▸ **Problem statement**: Could you reproduce all of these records exactly?

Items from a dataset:
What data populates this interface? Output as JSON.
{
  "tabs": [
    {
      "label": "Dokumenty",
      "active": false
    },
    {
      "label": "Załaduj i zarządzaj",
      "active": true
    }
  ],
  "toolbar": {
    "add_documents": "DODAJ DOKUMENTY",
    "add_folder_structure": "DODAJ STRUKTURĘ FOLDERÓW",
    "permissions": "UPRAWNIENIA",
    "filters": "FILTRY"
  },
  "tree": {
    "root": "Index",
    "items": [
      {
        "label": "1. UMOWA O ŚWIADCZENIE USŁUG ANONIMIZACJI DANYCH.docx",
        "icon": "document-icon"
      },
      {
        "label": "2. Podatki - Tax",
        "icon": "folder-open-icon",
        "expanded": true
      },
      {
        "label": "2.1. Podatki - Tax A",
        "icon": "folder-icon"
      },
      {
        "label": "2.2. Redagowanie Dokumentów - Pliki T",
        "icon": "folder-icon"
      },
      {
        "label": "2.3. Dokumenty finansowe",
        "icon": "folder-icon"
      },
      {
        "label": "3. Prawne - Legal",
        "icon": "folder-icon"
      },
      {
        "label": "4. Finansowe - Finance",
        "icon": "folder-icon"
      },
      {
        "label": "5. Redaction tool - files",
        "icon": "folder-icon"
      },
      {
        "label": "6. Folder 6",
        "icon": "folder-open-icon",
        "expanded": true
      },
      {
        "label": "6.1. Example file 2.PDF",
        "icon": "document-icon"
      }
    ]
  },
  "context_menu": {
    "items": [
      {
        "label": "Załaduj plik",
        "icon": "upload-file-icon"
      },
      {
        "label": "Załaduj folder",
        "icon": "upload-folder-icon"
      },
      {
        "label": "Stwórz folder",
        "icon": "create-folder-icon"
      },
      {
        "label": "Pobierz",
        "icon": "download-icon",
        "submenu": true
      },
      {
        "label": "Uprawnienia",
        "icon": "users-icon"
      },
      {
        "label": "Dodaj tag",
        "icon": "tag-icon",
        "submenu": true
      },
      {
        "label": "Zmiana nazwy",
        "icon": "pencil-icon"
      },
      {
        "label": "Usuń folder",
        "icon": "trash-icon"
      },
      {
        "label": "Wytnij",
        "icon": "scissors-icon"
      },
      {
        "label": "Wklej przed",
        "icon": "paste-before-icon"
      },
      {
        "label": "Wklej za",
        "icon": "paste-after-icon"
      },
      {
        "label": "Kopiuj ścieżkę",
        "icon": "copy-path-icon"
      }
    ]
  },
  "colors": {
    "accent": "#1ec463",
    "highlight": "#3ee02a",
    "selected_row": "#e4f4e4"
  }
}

▸ **Response to the task**:
What data populates this interface? Output as JSON.
{
  "tabs": [
    {
      "label": "Dokumenty",
      "active": false
    },
    {
      "label": "Załaduj i zarządzaj",
      "active": true
    }
  ],
  "toolbar": {
    "add_documents": "DODAJ DOKUMENTY",
    "add_folder_structure": "DODAJ STRUKTURĘ FOLDERÓW",
    "permissions": "UPRAWNIENIA",
    "filters": "FILTRY"
  },
  "tree": {
    "root": "Index",
    "items": [
      {
        "label": "1. UMOWA O ŚWIADCZENIE USŁUG ANONIMIZACJI DANYCH.docx",
        "icon": "document-icon"
      },
      {
        "label": "2. Podatki - Tax",
        "icon": "folder-open-icon",
        "expanded": true
      },
      {
        "label": "2.1. Podatki - Tax A",
        "icon": "folder-icon"
      },
      {
        "label": "2.2. Redagowanie Dokumentów - Pliki T",
        "icon": "folder-icon"
      },
      {
        "label": "2.3. Dokumenty finansowe",
        "icon": "folder-icon"
      },
      {
        "label": "3. Prawne - Legal",
        "icon": "folder-icon"
      },
      {
        "label": "4. Finansowe - Finance",
        "icon": "folder-icon"
      },
      {
        "label": "5. Redaction tool - files",
        "icon": "folder-icon"
      },
      {
        "label": "6. Folder 6",
        "icon": "folder-open-icon",
        "expanded": true
      },
      {
        "label": "6.1. Example file 2.PDF",
        "icon": "document-icon"
      }
    ]
  },
  "context_menu": {
    "items": [
      {
        "label": "Załaduj plik",
        "icon": "upload-file-icon"
      },
      {
        "label": "Załaduj folder",
        "icon": "upload-folder-icon"
      },
      {
        "label": "Stwórz folder",
        "icon": "create-folder-icon"
      },
      {
        "label": "Pobierz",
        "icon": "download-icon",
        "submenu": true
      },
      {
        "label": "Uprawnienia",
        "icon": "users-icon"
      },
      {
        "label": "Dodaj tag",
        "icon": "tag-icon",
        "submenu": true
      },
      {
        "label": "Zmiana nazwy",
        "icon": "pencil-icon"
      },
      {
        "label": "Usuń folder",
        "icon": "trash-icon"
      },
      {
        "label": "Wytnij",
        "icon": "scissors-icon"
      },
      {
        "label": "Wklej przed",
        "icon": "paste-before-icon"
      },
      {
        "label": "Wklej za",
        "icon": "paste-after-icon"
      },
      {
        "label": "Kopiuj ścieżkę",
        "icon": "copy-path-icon"
      }
    ]
  },
  "colors": {
    "accent": "#1ec463",
    "highlight": "#3ee02a",
    "selected_row": "#e4f4e4"
  }
}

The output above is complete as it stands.